That’s according to the latest edition of the CMO Survey, which surveyed 388 marketing chiefs from big U.S. companies and found that social media ad spend has lagged behind predictions substantially over the last few years.
Execs’ current forecasts are rosy, as always: respondents predicted that the proportion of their marketing budgets devoted to social media advertising would rise from an average 10.5% currently to 12.9% over the next twelve months, and 18.5% in the next five years.
But an analysis included in the survey shows that CMOs have been telling the same story for quite some time – and it simply hasn’t come true.
Looking at previous five-year forecasts from 2010-2012, previous surveys predicted that social media advertising would grow to 17.7% of total marketing spend in 2015, but the actual share was just 10.6%.
Similarly, in 2016 the proportion was predicted to reach 16.5%, but the actual share was 11.7%; and for this year the proportion was expected to reach 19.5%, or almost twice the actual share of 10.5%.
So what gives? One consistent problem is marketers’ failure to coordinate social media advertising with their overall marketing strategy, the survey found.

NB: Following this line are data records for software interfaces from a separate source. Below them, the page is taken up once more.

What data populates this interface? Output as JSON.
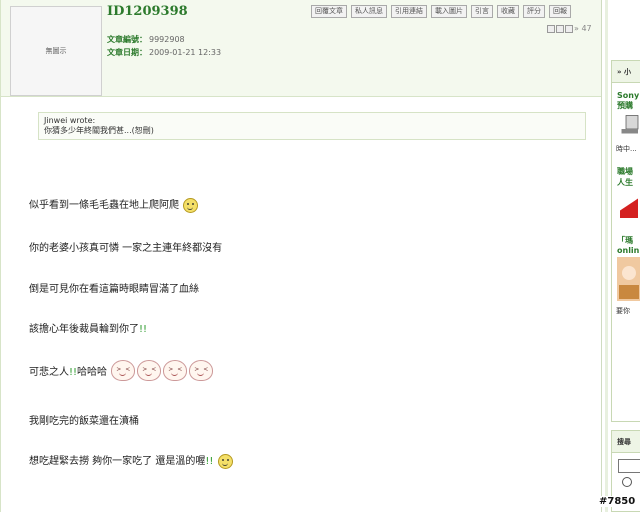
{
  "post": {
    "avatar_text": "無圖示",
    "username": "ID1209398",
    "posts_label": "文章編號：",
    "posts_value": "9992908",
    "date_label": "文章日期：",
    "date_value": "2009-01-21 12:33",
    "buttons": [
      "回覆文章",
      "私人訊息",
      "引用連結",
      "載入圖片",
      "引言",
      "收藏",
      "評分",
      "回報"
    ],
    "page_suffix": "» 47"
  },
  "quote": {
    "author": "Jinwei wrote:",
    "text": "你猜多少年終關我們甚...(恕刪)"
  },
  "body": {
    "p1": "似乎看到一條毛毛蟲在地上爬阿爬",
    "p2": "你的老婆小孩真可憐 一家之主連年終都沒有",
    "p3": "倒是可見你在看這篇時眼睛冒滿了血絲",
    "p4_text": "該擔心年後裁員輪到你了",
    "p4_mark": "!!",
    "p5_text": "可悲之人",
    "p5_mark": "!!",
    "p5_tail": "哈哈哈",
    "p6": "我剛吃完的飯菜還在濆桶",
    "p7_text": "想吃趕緊去撈 夠你一家吃了 還是溫的喔",
    "p7_mark": "!!"
  },
  "sidebar": {
    "box1_header": "» 小",
    "item1_title_a": "Sony",
    "item1_title_b": "預購",
    "item1_sub": "時中...",
    "item2_title_a": "職場",
    "item2_title_b": "人生",
    "item3_title_a": "「瑪",
    "item3_title_b": "onlin",
    "item3_sub": "要你",
    "box2_header": "搜尋"
  },
  "watermark": "#7850",
  "colors": {
    "accent_green": "#2c7a2c",
    "header_bg": "#f4f9ee",
    "border": "#d7e4c8"
  }
}
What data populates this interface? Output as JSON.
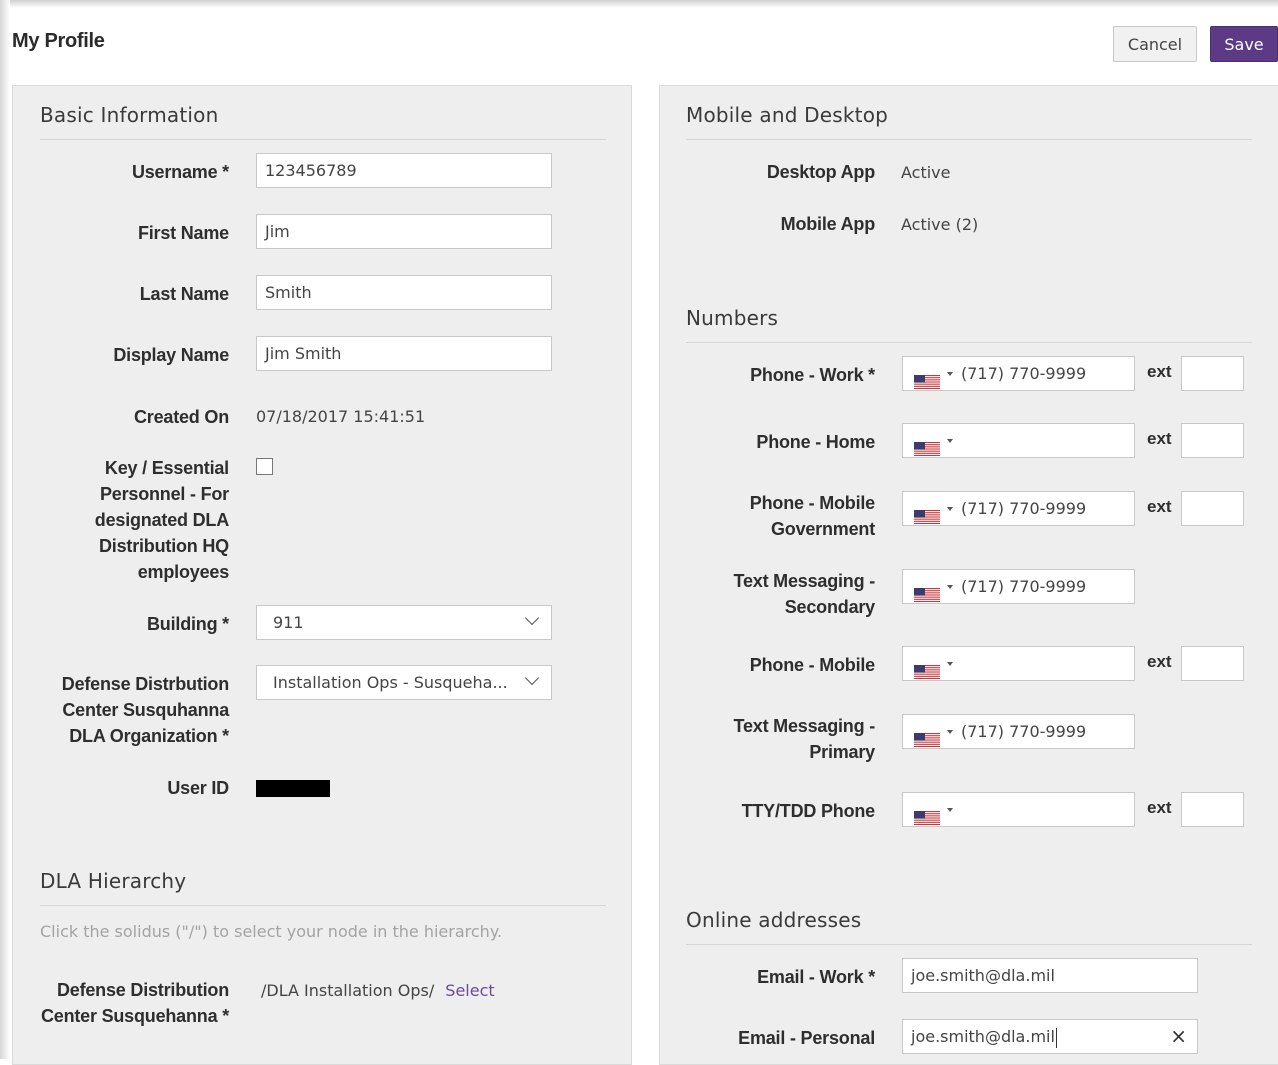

Asked to assess how well social media has been integrated with other marketing functions on a scale of 1-7 over the last five years, respondents have barely budged, with the average level edging up from 3.9 in 2012 to 4.1 in 2017.
These mediocre results may in turn be due to the inability to leverage customer information in social media and communication strategies: here the mean integration level as assessed by respondents has actually decreased from 3.8 in 2012 to 3.4 in 2017 – perhaps reflecting the explosive growth in available information over this period, outstripping companies’ ability to manage the data.
Above all CMOs remain skeptical about their own ability to determine the impact of social media on the bottom line.
Asked how they measure social media’s contribution to their business, the proportion who said they have proven it quantitatively has gradually increased from 14.6% to 18.4%, while the proportion who say they have a qualitative – but not quantitative – sense of its impact has remained basically flat, with a slight decrease from 40.4% to 38.2%.Meanwhile almost half of CMOs have consistently said they have no way of assessing social media’s contribution either quantitatively or qualitatively, with the proportion of “no idea” respondents scarcely moving from 45% in 2012 to 43.3% in 2017.